[Start of Attachment]

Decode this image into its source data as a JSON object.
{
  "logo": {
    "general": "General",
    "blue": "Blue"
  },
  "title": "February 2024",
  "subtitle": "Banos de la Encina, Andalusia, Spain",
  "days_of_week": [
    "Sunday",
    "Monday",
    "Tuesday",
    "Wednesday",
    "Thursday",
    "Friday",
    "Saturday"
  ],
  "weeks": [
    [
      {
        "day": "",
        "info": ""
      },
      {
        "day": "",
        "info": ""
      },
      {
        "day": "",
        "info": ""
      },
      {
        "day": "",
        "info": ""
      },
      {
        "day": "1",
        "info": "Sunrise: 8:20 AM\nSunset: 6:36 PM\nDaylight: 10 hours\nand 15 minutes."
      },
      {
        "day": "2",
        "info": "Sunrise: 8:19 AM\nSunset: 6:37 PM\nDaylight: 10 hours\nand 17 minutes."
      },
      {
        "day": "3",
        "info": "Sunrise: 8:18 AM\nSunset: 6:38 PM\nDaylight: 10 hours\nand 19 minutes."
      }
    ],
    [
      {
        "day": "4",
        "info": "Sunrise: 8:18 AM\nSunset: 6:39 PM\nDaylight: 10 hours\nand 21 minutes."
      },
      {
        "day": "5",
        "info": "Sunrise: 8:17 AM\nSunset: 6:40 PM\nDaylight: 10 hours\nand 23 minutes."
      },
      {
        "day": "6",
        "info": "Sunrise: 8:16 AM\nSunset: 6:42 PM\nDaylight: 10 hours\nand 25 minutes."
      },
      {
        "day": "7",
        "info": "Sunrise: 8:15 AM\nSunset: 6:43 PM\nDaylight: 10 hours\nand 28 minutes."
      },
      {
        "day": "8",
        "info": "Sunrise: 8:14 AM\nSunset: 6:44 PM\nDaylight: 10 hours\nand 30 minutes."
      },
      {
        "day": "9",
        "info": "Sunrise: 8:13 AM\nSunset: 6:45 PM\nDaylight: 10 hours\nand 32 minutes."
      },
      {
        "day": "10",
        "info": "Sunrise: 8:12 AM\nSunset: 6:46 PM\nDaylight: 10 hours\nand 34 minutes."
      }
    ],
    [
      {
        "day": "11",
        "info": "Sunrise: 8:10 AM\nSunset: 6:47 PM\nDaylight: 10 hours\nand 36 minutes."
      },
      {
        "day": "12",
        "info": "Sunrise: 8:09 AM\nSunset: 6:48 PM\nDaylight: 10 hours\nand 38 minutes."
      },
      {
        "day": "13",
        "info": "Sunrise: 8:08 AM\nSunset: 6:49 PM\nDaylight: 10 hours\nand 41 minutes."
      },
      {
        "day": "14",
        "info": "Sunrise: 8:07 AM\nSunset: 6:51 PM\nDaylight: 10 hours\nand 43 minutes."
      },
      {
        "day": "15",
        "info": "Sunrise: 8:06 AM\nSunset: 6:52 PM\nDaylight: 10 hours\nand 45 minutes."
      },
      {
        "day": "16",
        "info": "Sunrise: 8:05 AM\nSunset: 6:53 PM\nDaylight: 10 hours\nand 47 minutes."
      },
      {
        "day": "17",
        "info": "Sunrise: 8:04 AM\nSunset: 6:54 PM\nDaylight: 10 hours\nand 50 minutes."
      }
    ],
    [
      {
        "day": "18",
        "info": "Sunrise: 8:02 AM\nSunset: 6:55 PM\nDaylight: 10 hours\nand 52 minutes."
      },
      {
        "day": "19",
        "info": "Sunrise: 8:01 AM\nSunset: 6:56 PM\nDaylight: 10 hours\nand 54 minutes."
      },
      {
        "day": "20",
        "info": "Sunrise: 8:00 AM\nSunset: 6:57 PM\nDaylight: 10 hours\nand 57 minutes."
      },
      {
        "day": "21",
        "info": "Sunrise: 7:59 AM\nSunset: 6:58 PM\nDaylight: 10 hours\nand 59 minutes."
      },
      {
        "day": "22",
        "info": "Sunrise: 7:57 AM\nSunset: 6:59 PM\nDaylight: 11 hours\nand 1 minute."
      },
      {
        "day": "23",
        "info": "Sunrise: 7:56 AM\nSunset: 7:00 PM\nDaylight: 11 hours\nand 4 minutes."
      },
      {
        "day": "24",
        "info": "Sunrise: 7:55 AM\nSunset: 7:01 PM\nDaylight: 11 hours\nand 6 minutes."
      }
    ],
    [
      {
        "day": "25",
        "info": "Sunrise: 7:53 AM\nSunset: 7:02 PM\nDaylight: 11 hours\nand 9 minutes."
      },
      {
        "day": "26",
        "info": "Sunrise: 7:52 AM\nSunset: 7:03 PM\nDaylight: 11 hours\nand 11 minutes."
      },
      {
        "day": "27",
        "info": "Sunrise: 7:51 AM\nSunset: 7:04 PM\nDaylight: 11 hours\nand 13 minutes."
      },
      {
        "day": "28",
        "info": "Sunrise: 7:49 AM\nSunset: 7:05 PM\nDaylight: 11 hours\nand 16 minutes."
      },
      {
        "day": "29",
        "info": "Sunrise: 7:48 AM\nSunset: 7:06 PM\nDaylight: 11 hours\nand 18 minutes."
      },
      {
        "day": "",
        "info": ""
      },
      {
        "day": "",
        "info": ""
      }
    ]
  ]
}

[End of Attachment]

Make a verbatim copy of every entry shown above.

Decode this image into its source data as a JSON object.
{
  "logo": {
    "general": "General",
    "blue": "Blue"
  },
  "title": "February 2024",
  "subtitle": "Banos de la Encina, Andalusia, Spain",
  "days_of_week": [
    "Sunday",
    "Monday",
    "Tuesday",
    "Wednesday",
    "Thursday",
    "Friday",
    "Saturday"
  ],
  "weeks": [
    [
      {
        "day": "",
        "info": ""
      },
      {
        "day": "",
        "info": ""
      },
      {
        "day": "",
        "info": ""
      },
      {
        "day": "",
        "info": ""
      },
      {
        "day": "1",
        "info": "Sunrise: 8:20 AM\nSunset: 6:36 PM\nDaylight: 10 hours\nand 15 minutes."
      },
      {
        "day": "2",
        "info": "Sunrise: 8:19 AM\nSunset: 6:37 PM\nDaylight: 10 hours\nand 17 minutes."
      },
      {
        "day": "3",
        "info": "Sunrise: 8:18 AM\nSunset: 6:38 PM\nDaylight: 10 hours\nand 19 minutes."
      }
    ],
    [
      {
        "day": "4",
        "info": "Sunrise: 8:18 AM\nSunset: 6:39 PM\nDaylight: 10 hours\nand 21 minutes."
      },
      {
        "day": "5",
        "info": "Sunrise: 8:17 AM\nSunset: 6:40 PM\nDaylight: 10 hours\nand 23 minutes."
      },
      {
        "day": "6",
        "info": "Sunrise: 8:16 AM\nSunset: 6:42 PM\nDaylight: 10 hours\nand 25 minutes."
      },
      {
        "day": "7",
        "info": "Sunrise: 8:15 AM\nSunset: 6:43 PM\nDaylight: 10 hours\nand 28 minutes."
      },
      {
        "day": "8",
        "info": "Sunrise: 8:14 AM\nSunset: 6:44 PM\nDaylight: 10 hours\nand 30 minutes."
      },
      {
        "day": "9",
        "info": "Sunrise: 8:13 AM\nSunset: 6:45 PM\nDaylight: 10 hours\nand 32 minutes."
      },
      {
        "day": "10",
        "info": "Sunrise: 8:12 AM\nSunset: 6:46 PM\nDaylight: 10 hours\nand 34 minutes."
      }
    ],
    [
      {
        "day": "11",
        "info": "Sunrise: 8:10 AM\nSunset: 6:47 PM\nDaylight: 10 hours\nand 36 minutes."
      },
      {
        "day": "12",
        "info": "Sunrise: 8:09 AM\nSunset: 6:48 PM\nDaylight: 10 hours\nand 38 minutes."
      },
      {
        "day": "13",
        "info": "Sunrise: 8:08 AM\nSunset: 6:49 PM\nDaylight: 10 hours\nand 41 minutes."
      },
      {
        "day": "14",
        "info": "Sunrise: 8:07 AM\nSunset: 6:51 PM\nDaylight: 10 hours\nand 43 minutes."
      },
      {
        "day": "15",
        "info": "Sunrise: 8:06 AM\nSunset: 6:52 PM\nDaylight: 10 hours\nand 45 minutes."
      },
      {
        "day": "16",
        "info": "Sunrise: 8:05 AM\nSunset: 6:53 PM\nDaylight: 10 hours\nand 47 minutes."
      },
      {
        "day": "17",
        "info": "Sunrise: 8:04 AM\nSunset: 6:54 PM\nDaylight: 10 hours\nand 50 minutes."
      }
    ],
    [
      {
        "day": "18",
        "info": "Sunrise: 8:02 AM\nSunset: 6:55 PM\nDaylight: 10 hours\nand 52 minutes."
      },
      {
        "day": "19",
        "info": "Sunrise: 8:01 AM\nSunset: 6:56 PM\nDaylight: 10 hours\nand 54 minutes."
      },
      {
        "day": "20",
        "info": "Sunrise: 8:00 AM\nSunset: 6:57 PM\nDaylight: 10 hours\nand 57 minutes."
      },
      {
        "day": "21",
        "info": "Sunrise: 7:59 AM\nSunset: 6:58 PM\nDaylight: 10 hours\nand 59 minutes."
      },
      {
        "day": "22",
        "info": "Sunrise: 7:57 AM\nSunset: 6:59 PM\nDaylight: 11 hours\nand 1 minute."
      },
      {
        "day": "23",
        "info": "Sunrise: 7:56 AM\nSunset: 7:00 PM\nDaylight: 11 hours\nand 4 minutes."
      },
      {
        "day": "24",
        "info": "Sunrise: 7:55 AM\nSunset: 7:01 PM\nDaylight: 11 hours\nand 6 minutes."
      }
    ],
    [
      {
        "day": "25",
        "info": "Sunrise: 7:53 AM\nSunset: 7:02 PM\nDaylight: 11 hours\nand 9 minutes."
      },
      {
        "day": "26",
        "info": "Sunrise: 7:52 AM\nSunset: 7:03 PM\nDaylight: 11 hours\nand 11 minutes."
      },
      {
        "day": "27",
        "info": "Sunrise: 7:51 AM\nSunset: 7:04 PM\nDaylight: 11 hours\nand 13 minutes."
      },
      {
        "day": "28",
        "info": "Sunrise: 7:49 AM\nSunset: 7:05 PM\nDaylight: 11 hours\nand 16 minutes."
      },
      {
        "day": "29",
        "info": "Sunrise: 7:48 AM\nSunset: 7:06 PM\nDaylight: 11 hours\nand 18 minutes."
      },
      {
        "day": "",
        "info": ""
      },
      {
        "day": "",
        "info": ""
      }
    ]
  ]
}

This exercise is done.